Inflation shot up to 5.1% in the year to November, leading to calls from unions and other bodies for greater wage protection of lower-paid workers.
The consumer price index (CPI) measure of the cost of living had already risen to 4.2% in the year to October. Economists had not expected the rate to hit 5% until Spring 2022.
The Office for National Statistics said rising transport and energy costs had driven the rise.
The 5.1% figure is twice the Bank of England’s target rate and could lead to a rise in interest rates, which will further affect household payments such as mortgages.
The International Monetary Fund has predicted inflation could hit 5.5% early next year, which would make it the highest rate in 30 years.
The TUC called for an “urgent plan” from the government to get real wages rising.
General secretary Frances O’Grady said that many households were facing the “most difficult Christmas in nearly a decade”.
“Many families will struggle to keep up with basic living costs, let alone Christmas celebrations.

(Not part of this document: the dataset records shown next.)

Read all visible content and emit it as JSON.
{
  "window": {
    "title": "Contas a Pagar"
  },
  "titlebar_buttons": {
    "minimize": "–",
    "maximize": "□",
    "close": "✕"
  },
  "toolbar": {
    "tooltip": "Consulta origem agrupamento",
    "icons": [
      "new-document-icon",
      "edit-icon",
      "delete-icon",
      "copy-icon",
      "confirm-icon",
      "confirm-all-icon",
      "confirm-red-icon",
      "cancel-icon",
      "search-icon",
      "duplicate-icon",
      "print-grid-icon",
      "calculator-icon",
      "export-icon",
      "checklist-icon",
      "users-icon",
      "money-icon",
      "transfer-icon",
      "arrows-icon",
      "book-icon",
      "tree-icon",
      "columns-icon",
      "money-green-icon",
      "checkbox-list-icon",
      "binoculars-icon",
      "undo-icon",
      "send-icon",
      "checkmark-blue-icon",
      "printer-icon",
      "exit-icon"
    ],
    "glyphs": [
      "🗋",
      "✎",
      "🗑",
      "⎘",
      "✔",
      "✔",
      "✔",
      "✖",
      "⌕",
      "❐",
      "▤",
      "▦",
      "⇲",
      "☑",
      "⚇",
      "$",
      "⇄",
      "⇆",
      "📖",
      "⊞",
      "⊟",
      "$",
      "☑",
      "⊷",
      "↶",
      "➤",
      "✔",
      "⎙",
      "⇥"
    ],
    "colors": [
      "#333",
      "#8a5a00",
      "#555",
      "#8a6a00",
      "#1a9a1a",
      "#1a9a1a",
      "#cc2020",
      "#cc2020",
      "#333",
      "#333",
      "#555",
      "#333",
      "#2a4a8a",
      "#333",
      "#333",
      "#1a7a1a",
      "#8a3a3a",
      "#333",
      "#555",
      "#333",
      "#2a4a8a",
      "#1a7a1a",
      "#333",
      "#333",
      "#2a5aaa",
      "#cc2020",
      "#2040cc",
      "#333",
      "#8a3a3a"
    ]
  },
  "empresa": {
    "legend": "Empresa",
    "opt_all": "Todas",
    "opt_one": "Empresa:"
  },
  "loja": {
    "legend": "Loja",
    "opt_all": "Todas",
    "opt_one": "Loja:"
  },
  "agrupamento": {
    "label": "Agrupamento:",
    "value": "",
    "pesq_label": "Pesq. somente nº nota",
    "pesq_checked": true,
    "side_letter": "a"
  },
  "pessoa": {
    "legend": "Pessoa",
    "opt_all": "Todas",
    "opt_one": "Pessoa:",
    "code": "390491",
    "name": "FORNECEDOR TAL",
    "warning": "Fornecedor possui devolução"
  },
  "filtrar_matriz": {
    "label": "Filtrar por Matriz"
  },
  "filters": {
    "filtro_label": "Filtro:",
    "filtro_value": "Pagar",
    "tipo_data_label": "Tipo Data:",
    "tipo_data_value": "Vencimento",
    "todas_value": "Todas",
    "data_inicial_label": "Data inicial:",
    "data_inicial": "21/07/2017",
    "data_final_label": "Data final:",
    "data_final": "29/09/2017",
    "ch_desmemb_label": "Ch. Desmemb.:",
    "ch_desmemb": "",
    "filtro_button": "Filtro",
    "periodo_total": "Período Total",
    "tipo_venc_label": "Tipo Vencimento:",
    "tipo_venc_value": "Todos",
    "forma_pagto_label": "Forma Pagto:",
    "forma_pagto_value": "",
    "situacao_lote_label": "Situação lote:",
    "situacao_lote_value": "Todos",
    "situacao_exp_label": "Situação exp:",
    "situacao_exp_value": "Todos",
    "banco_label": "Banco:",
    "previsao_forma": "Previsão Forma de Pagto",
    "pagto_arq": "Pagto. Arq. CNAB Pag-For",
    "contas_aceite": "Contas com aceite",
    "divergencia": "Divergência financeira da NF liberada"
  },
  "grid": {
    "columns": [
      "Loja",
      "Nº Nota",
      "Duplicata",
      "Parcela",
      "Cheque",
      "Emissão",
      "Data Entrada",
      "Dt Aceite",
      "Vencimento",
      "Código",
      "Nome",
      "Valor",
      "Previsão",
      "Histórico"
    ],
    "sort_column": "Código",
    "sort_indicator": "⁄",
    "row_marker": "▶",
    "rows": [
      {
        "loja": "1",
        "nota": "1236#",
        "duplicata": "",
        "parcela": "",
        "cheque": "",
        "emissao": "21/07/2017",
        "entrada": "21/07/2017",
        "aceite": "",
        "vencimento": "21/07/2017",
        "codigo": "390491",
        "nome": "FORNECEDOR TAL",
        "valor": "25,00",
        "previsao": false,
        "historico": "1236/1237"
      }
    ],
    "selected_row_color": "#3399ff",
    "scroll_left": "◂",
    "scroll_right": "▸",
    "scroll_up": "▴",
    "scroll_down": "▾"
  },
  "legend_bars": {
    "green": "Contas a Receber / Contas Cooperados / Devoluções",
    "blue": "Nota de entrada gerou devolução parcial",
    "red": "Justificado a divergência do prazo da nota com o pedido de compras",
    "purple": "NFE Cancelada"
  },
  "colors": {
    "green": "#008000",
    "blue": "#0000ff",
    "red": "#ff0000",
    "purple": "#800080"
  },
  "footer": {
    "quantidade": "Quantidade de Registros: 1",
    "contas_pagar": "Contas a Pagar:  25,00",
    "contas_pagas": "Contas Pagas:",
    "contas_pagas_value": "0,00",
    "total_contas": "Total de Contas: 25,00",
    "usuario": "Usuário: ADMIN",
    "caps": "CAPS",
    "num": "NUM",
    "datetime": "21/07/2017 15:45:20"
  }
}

Fuel and electricity costs are soaring, and the Chancellor’s cut to universal credit could not have come at a worse time.

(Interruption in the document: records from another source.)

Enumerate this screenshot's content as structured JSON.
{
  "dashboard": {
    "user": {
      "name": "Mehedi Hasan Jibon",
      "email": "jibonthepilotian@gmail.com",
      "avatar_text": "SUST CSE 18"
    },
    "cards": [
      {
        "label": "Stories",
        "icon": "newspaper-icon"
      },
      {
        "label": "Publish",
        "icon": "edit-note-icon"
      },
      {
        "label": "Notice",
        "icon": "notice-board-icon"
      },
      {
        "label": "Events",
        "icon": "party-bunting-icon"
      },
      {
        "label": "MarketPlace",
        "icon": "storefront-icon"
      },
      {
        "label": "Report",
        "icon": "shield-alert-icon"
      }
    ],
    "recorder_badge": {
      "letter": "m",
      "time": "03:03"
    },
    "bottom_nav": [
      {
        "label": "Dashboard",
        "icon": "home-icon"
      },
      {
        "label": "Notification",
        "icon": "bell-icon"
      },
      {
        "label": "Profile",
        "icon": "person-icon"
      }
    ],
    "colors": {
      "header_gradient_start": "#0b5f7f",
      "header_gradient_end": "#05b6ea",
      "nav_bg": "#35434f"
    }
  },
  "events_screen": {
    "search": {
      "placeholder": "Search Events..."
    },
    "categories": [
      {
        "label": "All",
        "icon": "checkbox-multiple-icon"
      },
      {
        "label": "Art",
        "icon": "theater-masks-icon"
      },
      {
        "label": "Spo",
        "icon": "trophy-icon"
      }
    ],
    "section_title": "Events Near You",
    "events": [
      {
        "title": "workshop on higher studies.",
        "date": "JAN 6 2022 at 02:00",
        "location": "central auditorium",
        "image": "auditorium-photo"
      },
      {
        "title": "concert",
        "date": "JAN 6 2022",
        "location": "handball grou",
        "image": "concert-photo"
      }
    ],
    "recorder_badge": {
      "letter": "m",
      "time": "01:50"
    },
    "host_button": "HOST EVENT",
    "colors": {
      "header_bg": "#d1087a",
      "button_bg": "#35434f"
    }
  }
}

She called for the government to grant greater access to workplaces for trade unions so they could negotiate improved pay.
“The chancellor must fully fund real pay rises for public sector workers. And the minimum wage should go up to £10 immediately,” she added.

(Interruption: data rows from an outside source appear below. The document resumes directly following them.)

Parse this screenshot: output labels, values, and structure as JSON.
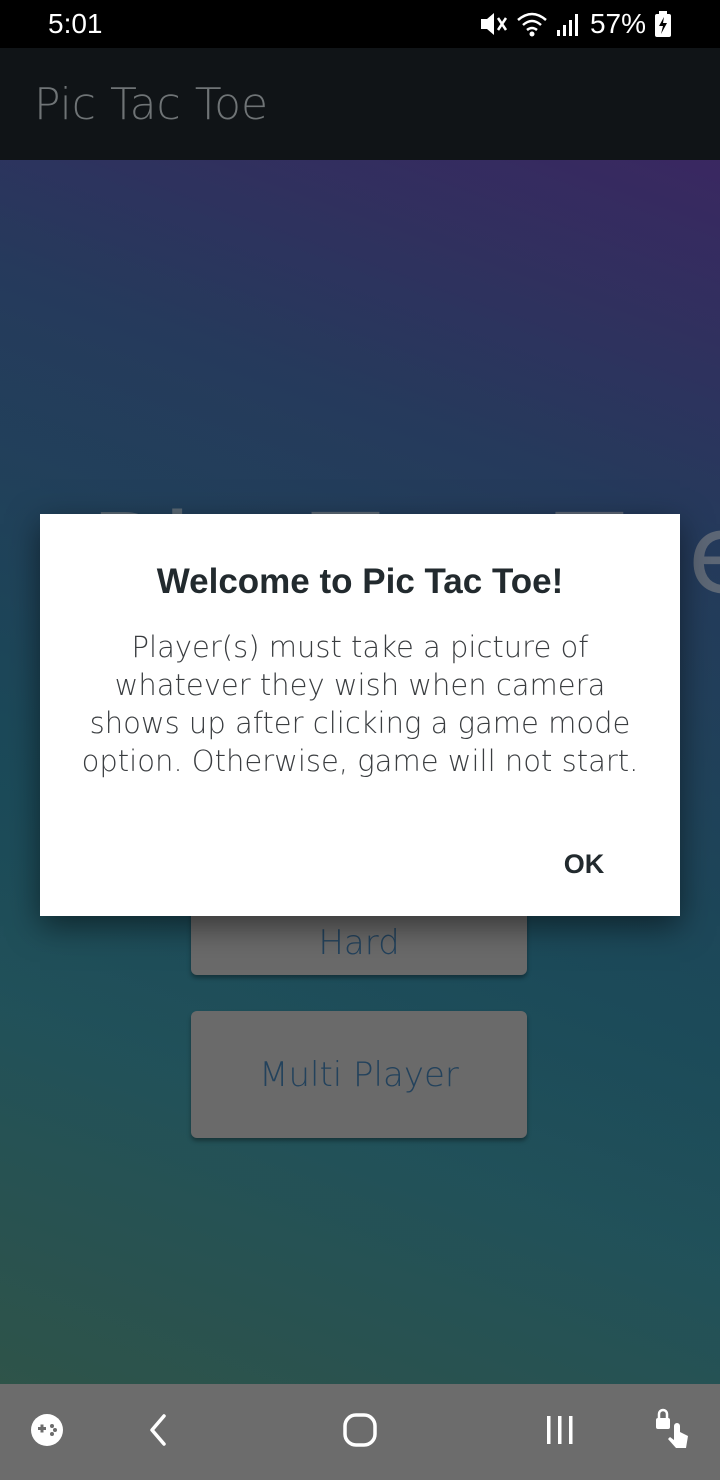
{
  "status_bar": {
    "time": "5:01",
    "battery": "57%",
    "icons": [
      "mute-icon",
      "wifi-icon",
      "signal-icon",
      "battery-charging-icon"
    ]
  },
  "app_bar": {
    "title": "Pic Tac Toe"
  },
  "background_screen": {
    "big_title": "Pic Tac Toe",
    "buttons": [
      {
        "label": "Hard"
      },
      {
        "label": "Multi Player"
      }
    ]
  },
  "dialog": {
    "title": "Welcome to Pic Tac Toe!",
    "message": "Player(s) must take a picture of whatever they wish when camera shows up after clicking a game mode option. Otherwise, game will not start.",
    "ok_label": "OK"
  },
  "nav_bar": {
    "icons": [
      "game-tools-icon",
      "back-icon",
      "home-icon",
      "recent-apps-icon",
      "touch-lock-icon"
    ]
  },
  "colors": {
    "status_bar_bg": "#000000",
    "app_bar_bg": "#101417",
    "dialog_bg": "#ffffff",
    "nav_bar_bg": "#6c6c6c",
    "button_text": "#23425c"
  }
}
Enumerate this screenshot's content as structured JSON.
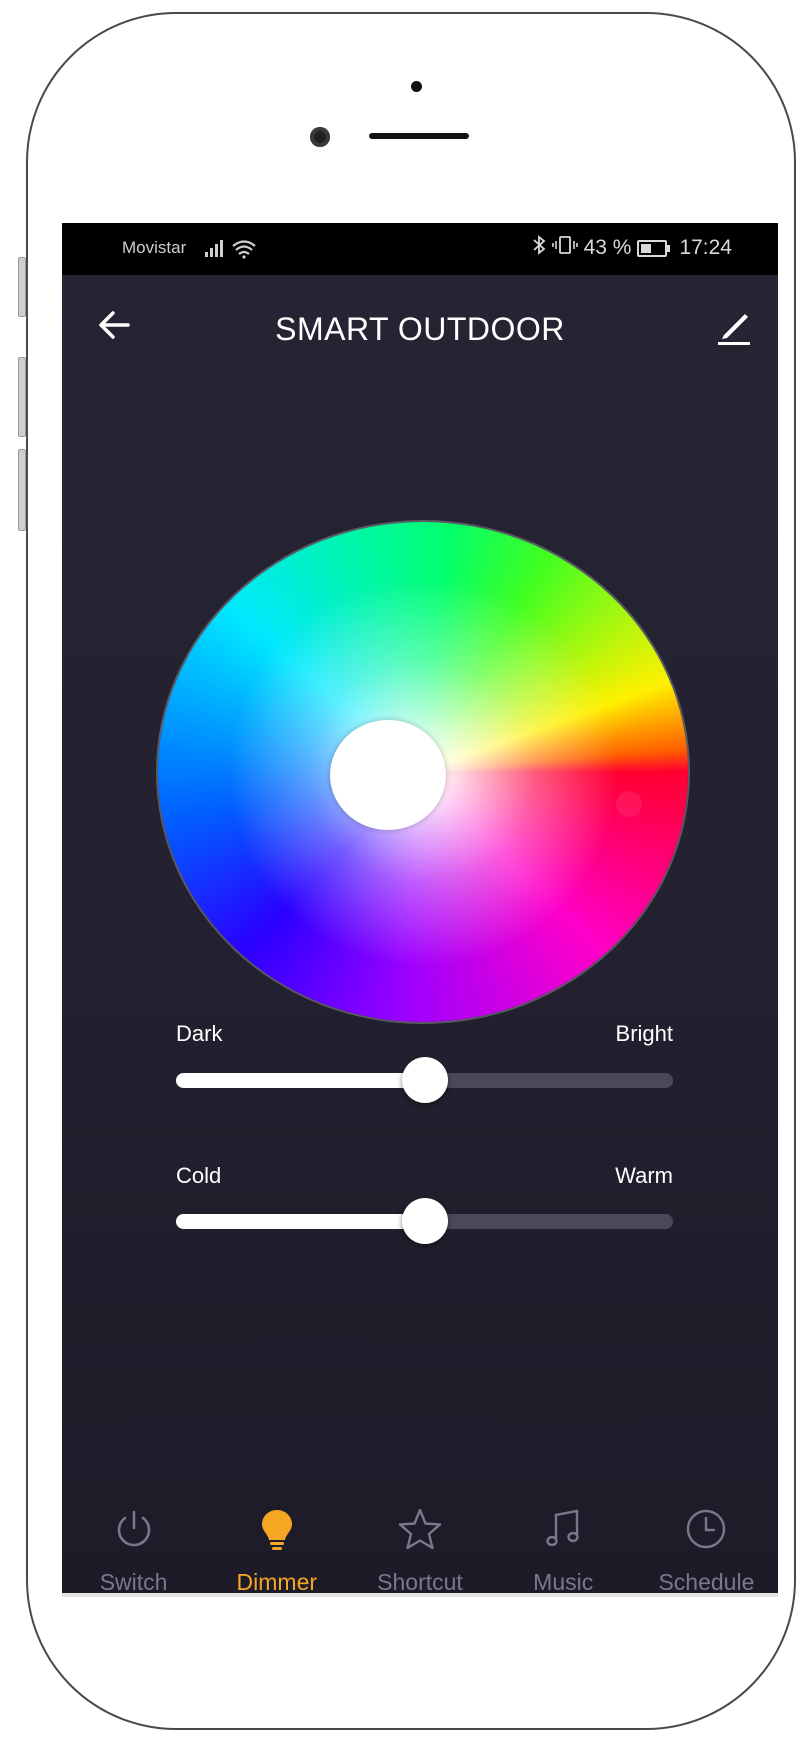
{
  "status_bar": {
    "carrier": "Movistar",
    "battery_percent": "43 %",
    "time": "17:24"
  },
  "header": {
    "title": "SMART OUTDOOR"
  },
  "sliders": [
    {
      "left_label": "Dark",
      "right_label": "Bright",
      "value": 0.5
    },
    {
      "left_label": "Cold",
      "right_label": "Warm",
      "value": 0.5
    }
  ],
  "tabs": [
    {
      "label": "Switch",
      "icon": "power-icon"
    },
    {
      "label": "Dimmer",
      "icon": "bulb-icon",
      "active": true
    },
    {
      "label": "Shortcut",
      "icon": "star-icon"
    },
    {
      "label": "Music",
      "icon": "music-note-icon"
    },
    {
      "label": "Schedule",
      "icon": "clock-icon"
    }
  ],
  "colors": {
    "accent": "#f5a623",
    "background": "#23212f",
    "inactive": "#7a7889"
  }
}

The national living wage is set to increase by 6.5% from £8.91 to £9.50 in April 2022, but there will also be an increase in national insurance contributions and a 1.25 percentage point increase on the dividend tax rate.
Liberal Democrat treasury spokesperson Christine Jardine MP said families faced a “perfect storm” this winter thanks to the pandemic and soaring inflation.
“Boris Johnson cannot stand idly by while the cost of living crisis forces people to choose between eating and heating.
“The Conservatives must offer hope to families this Christmas, starting by scrapping their unfair and manifesto-breaking tax rise coming in next year.
“We also need an urgent package of support for cafés, pubs and restaurants on the brink before more livelihoods are lost.”
Earlier this month, the Treasury submitted a report to public sector pay review bodies urging them not to base pay rises on inflation so they could continue to be affordable.
Analysis by XpertHR recently predicted that the average pay settlement in the private sector will rise to 2.5% by next September – a rise that would likely be eroded by high inflation and increased energy and fuel prices.